IPO could reveal Saudi Aramco market value at $1 trillion-plus

Saudi government slashes oil producer’s tax burden to attract investors

Saudi Aramco produces close to 10 million barrels a day, about two and a half times more than Exxon, which is valued at $337 billion. Photograph: Hamad I Mohammed/Reuters

Saudi Aramco produces close to 10 million barrels a day, about two and a half times more than Exxon, which is valued at $337 billion. Photograph: Hamad I Mohammed/Reuters

 

Saudi Aramco could have a market value of more than $1 trillion in an initial public offering (IPO) after the government slashed the oil producer’s tax burden to attract investors, analysts at Sanford C Bernstein and Rystad Energy said.

The tax cut will increase Aramco’s after-tax income by 300 per cent, allowing for higher cash returns to shareholders and giving the company, known officially as Saudi Arabian Oil Co, a potential market value of $1 trillion to $1.5 trillion, Bernstein analysts said in a report.

Rystad Energy increased its valuation of Aramco by 250 per cent to $1.4 trillion, assuming a long-term oil price of $75 a barrel.

The Saudi government announced on Monday it is reducing Aramco’s tax rate to 50 per cent from 85 per cent, as it prepares to offer investors as much as 5 per cent of the world’s biggest oil exporter in what could be a record IPO.

Estimates of Aramco’s potential valuation vary widely. Deputy crown prince Mohammed bin Salman has said it’s worth about $2 trillion.

Prior to the tax change, consultant Wood Mackenzie valued the company at about $400 billion, according to clients who attended a private briefing earlier this year.

Western peers

“Before the reduction in tax, it was hard to argue that Aramco should trade at an equivalent value to western oil peers,” such as Exxon Mobil, Bernstein analysts Neil Beveridge and Oswald Clint said in the report. “With the reduction in tax to 50 per cent, profitability per barrel is more in line” with those peers, and could be higher still, they said.

Saudi Aramco produces close to 10 million barrels a day, about 2½ times more than Exxon, which is valued at $337 billion.
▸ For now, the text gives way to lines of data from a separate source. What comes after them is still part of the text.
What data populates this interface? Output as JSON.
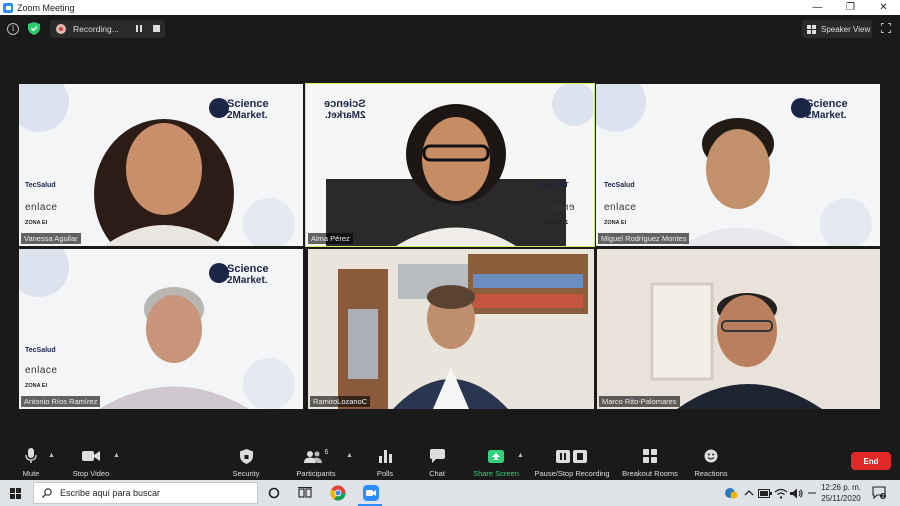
{
  "window": {
    "title": "Zoom Meeting"
  },
  "topbar": {
    "recording_label": "Recording...",
    "speaker_view_label": "Speaker View"
  },
  "participants": [
    {
      "name": "Vanessa Aguilar"
    },
    {
      "name": "Alma Pérez",
      "active": true
    },
    {
      "name": "Miguel Rodríguez Montes"
    },
    {
      "name": "Antonio Ríos Ramírez"
    },
    {
      "name": "RamiroLozanoC"
    },
    {
      "name": "Marco Rito-Palomares"
    }
  ],
  "branding": {
    "science": "Science",
    "market": "2Market.",
    "tecsalud": "TecSalud",
    "enlace": "enlace",
    "zona": "ZONA EI"
  },
  "toolbar": {
    "mute": "Mute",
    "stop_video": "Stop Video",
    "security": "Security",
    "participants": "Participants",
    "participants_count": "6",
    "polls": "Polls",
    "chat": "Chat",
    "share_screen": "Share Screen",
    "pause_stop_recording": "Pause/Stop Recording",
    "breakout_rooms": "Breakout Rooms",
    "reactions": "Reactions",
    "end": "End"
  },
  "taskbar": {
    "search_placeholder": "Escribe aquí para buscar",
    "time": "12:26 p. m.",
    "date": "25/11/2020",
    "notification_count": "2"
  },
  "colors": {
    "active_speaker_border": "#c9f364",
    "end_button": "#e02828",
    "share_screen": "#33d17a",
    "zoom_blue": "#2d8cff"
  }
}
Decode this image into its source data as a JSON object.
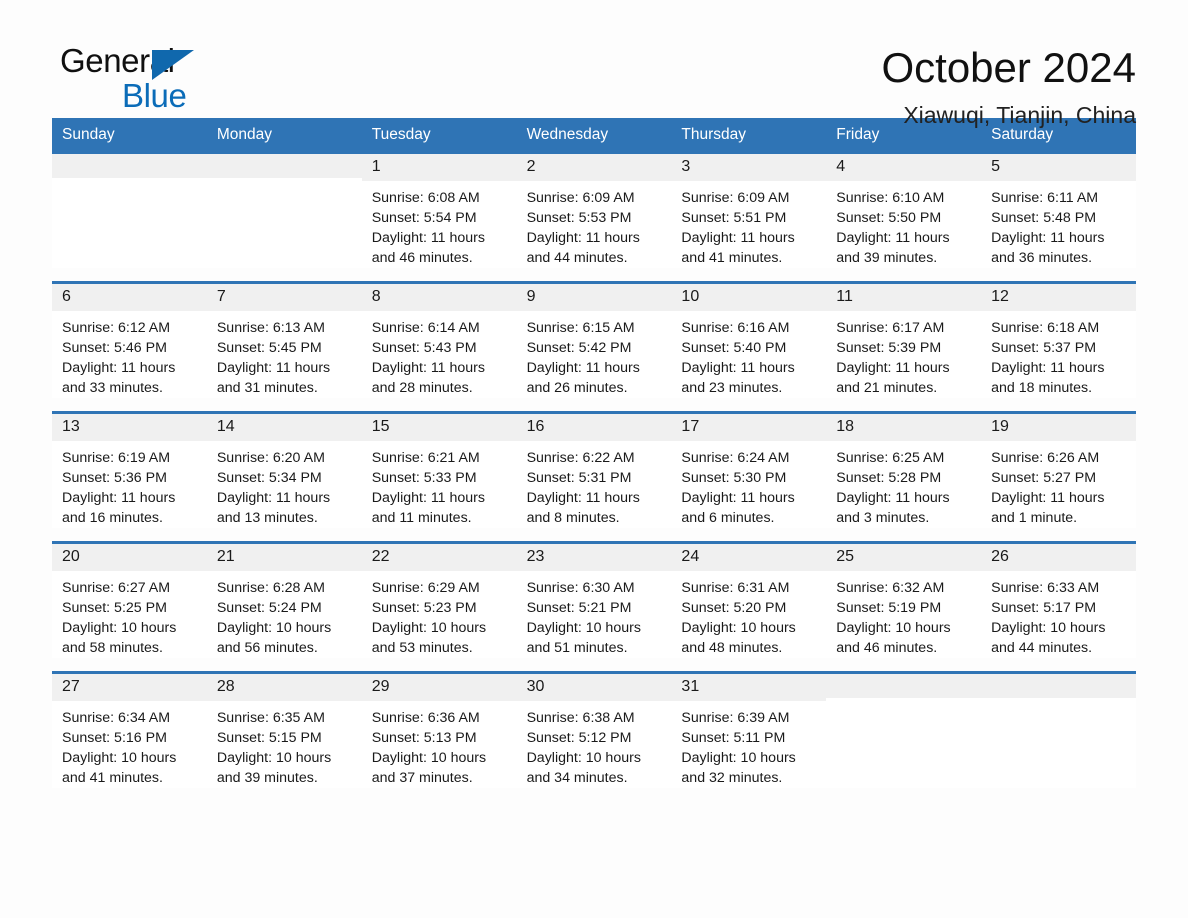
{
  "logo": {
    "word1": "General",
    "word2": "Blue",
    "triangle_color": "#1068ad",
    "blue_color": "#0b6cb8"
  },
  "header": {
    "title": "October 2024",
    "subtitle": "Xiawuqi, Tianjin, China"
  },
  "theme": {
    "header_blue": "#2f74b5",
    "daynum_band": "#f0f0f0",
    "page_bg": "#fdfdfd"
  },
  "weekdays": [
    "Sunday",
    "Monday",
    "Tuesday",
    "Wednesday",
    "Thursday",
    "Friday",
    "Saturday"
  ],
  "weeks": [
    [
      {
        "day": "",
        "sunrise": "",
        "sunset": "",
        "daylight": "",
        "empty": true
      },
      {
        "day": "",
        "sunrise": "",
        "sunset": "",
        "daylight": "",
        "empty": true
      },
      {
        "day": "1",
        "sunrise": "Sunrise: 6:08 AM",
        "sunset": "Sunset: 5:54 PM",
        "daylight": "Daylight: 11 hours and 46 minutes."
      },
      {
        "day": "2",
        "sunrise": "Sunrise: 6:09 AM",
        "sunset": "Sunset: 5:53 PM",
        "daylight": "Daylight: 11 hours and 44 minutes."
      },
      {
        "day": "3",
        "sunrise": "Sunrise: 6:09 AM",
        "sunset": "Sunset: 5:51 PM",
        "daylight": "Daylight: 11 hours and 41 minutes."
      },
      {
        "day": "4",
        "sunrise": "Sunrise: 6:10 AM",
        "sunset": "Sunset: 5:50 PM",
        "daylight": "Daylight: 11 hours and 39 minutes."
      },
      {
        "day": "5",
        "sunrise": "Sunrise: 6:11 AM",
        "sunset": "Sunset: 5:48 PM",
        "daylight": "Daylight: 11 hours and 36 minutes."
      }
    ],
    [
      {
        "day": "6",
        "sunrise": "Sunrise: 6:12 AM",
        "sunset": "Sunset: 5:46 PM",
        "daylight": "Daylight: 11 hours and 33 minutes."
      },
      {
        "day": "7",
        "sunrise": "Sunrise: 6:13 AM",
        "sunset": "Sunset: 5:45 PM",
        "daylight": "Daylight: 11 hours and 31 minutes."
      },
      {
        "day": "8",
        "sunrise": "Sunrise: 6:14 AM",
        "sunset": "Sunset: 5:43 PM",
        "daylight": "Daylight: 11 hours and 28 minutes."
      },
      {
        "day": "9",
        "sunrise": "Sunrise: 6:15 AM",
        "sunset": "Sunset: 5:42 PM",
        "daylight": "Daylight: 11 hours and 26 minutes."
      },
      {
        "day": "10",
        "sunrise": "Sunrise: 6:16 AM",
        "sunset": "Sunset: 5:40 PM",
        "daylight": "Daylight: 11 hours and 23 minutes."
      },
      {
        "day": "11",
        "sunrise": "Sunrise: 6:17 AM",
        "sunset": "Sunset: 5:39 PM",
        "daylight": "Daylight: 11 hours and 21 minutes."
      },
      {
        "day": "12",
        "sunrise": "Sunrise: 6:18 AM",
        "sunset": "Sunset: 5:37 PM",
        "daylight": "Daylight: 11 hours and 18 minutes."
      }
    ],
    [
      {
        "day": "13",
        "sunrise": "Sunrise: 6:19 AM",
        "sunset": "Sunset: 5:36 PM",
        "daylight": "Daylight: 11 hours and 16 minutes."
      },
      {
        "day": "14",
        "sunrise": "Sunrise: 6:20 AM",
        "sunset": "Sunset: 5:34 PM",
        "daylight": "Daylight: 11 hours and 13 minutes."
      },
      {
        "day": "15",
        "sunrise": "Sunrise: 6:21 AM",
        "sunset": "Sunset: 5:33 PM",
        "daylight": "Daylight: 11 hours and 11 minutes."
      },
      {
        "day": "16",
        "sunrise": "Sunrise: 6:22 AM",
        "sunset": "Sunset: 5:31 PM",
        "daylight": "Daylight: 11 hours and 8 minutes."
      },
      {
        "day": "17",
        "sunrise": "Sunrise: 6:24 AM",
        "sunset": "Sunset: 5:30 PM",
        "daylight": "Daylight: 11 hours and 6 minutes."
      },
      {
        "day": "18",
        "sunrise": "Sunrise: 6:25 AM",
        "sunset": "Sunset: 5:28 PM",
        "daylight": "Daylight: 11 hours and 3 minutes."
      },
      {
        "day": "19",
        "sunrise": "Sunrise: 6:26 AM",
        "sunset": "Sunset: 5:27 PM",
        "daylight": "Daylight: 11 hours and 1 minute."
      }
    ],
    [
      {
        "day": "20",
        "sunrise": "Sunrise: 6:27 AM",
        "sunset": "Sunset: 5:25 PM",
        "daylight": "Daylight: 10 hours and 58 minutes."
      },
      {
        "day": "21",
        "sunrise": "Sunrise: 6:28 AM",
        "sunset": "Sunset: 5:24 PM",
        "daylight": "Daylight: 10 hours and 56 minutes."
      },
      {
        "day": "22",
        "sunrise": "Sunrise: 6:29 AM",
        "sunset": "Sunset: 5:23 PM",
        "daylight": "Daylight: 10 hours and 53 minutes."
      },
      {
        "day": "23",
        "sunrise": "Sunrise: 6:30 AM",
        "sunset": "Sunset: 5:21 PM",
        "daylight": "Daylight: 10 hours and 51 minutes."
      },
      {
        "day": "24",
        "sunrise": "Sunrise: 6:31 AM",
        "sunset": "Sunset: 5:20 PM",
        "daylight": "Daylight: 10 hours and 48 minutes."
      },
      {
        "day": "25",
        "sunrise": "Sunrise: 6:32 AM",
        "sunset": "Sunset: 5:19 PM",
        "daylight": "Daylight: 10 hours and 46 minutes."
      },
      {
        "day": "26",
        "sunrise": "Sunrise: 6:33 AM",
        "sunset": "Sunset: 5:17 PM",
        "daylight": "Daylight: 10 hours and 44 minutes."
      }
    ],
    [
      {
        "day": "27",
        "sunrise": "Sunrise: 6:34 AM",
        "sunset": "Sunset: 5:16 PM",
        "daylight": "Daylight: 10 hours and 41 minutes."
      },
      {
        "day": "28",
        "sunrise": "Sunrise: 6:35 AM",
        "sunset": "Sunset: 5:15 PM",
        "daylight": "Daylight: 10 hours and 39 minutes."
      },
      {
        "day": "29",
        "sunrise": "Sunrise: 6:36 AM",
        "sunset": "Sunset: 5:13 PM",
        "daylight": "Daylight: 10 hours and 37 minutes."
      },
      {
        "day": "30",
        "sunrise": "Sunrise: 6:38 AM",
        "sunset": "Sunset: 5:12 PM",
        "daylight": "Daylight: 10 hours and 34 minutes."
      },
      {
        "day": "31",
        "sunrise": "Sunrise: 6:39 AM",
        "sunset": "Sunset: 5:11 PM",
        "daylight": "Daylight: 10 hours and 32 minutes."
      },
      {
        "day": "",
        "sunrise": "",
        "sunset": "",
        "daylight": "",
        "empty": true
      },
      {
        "day": "",
        "sunrise": "",
        "sunset": "",
        "daylight": "",
        "empty": true
      }
    ]
  ]
}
It also has vast deposits of low-cost crude, further augmenting its value, assuming that an independent audit backs up the company’s reserves estimate, Bernstein said.

Aramco’s reserves are estimated at about 260 billion barrels.

Saudi Arabia’s budget deficit is unlikely to widen as a result of the tax cut because the lost government revenue will be “mostly” offset by increased dividends, according to Bernstein.

Aramco also pays a 20 per cent royalty on its oil revenue, a levy that Monday’s announcement left unchanged.

The IPO will probably take place in the second half of 2018, according to Aramco chief executive Amin Nasser. – (Bloomberg)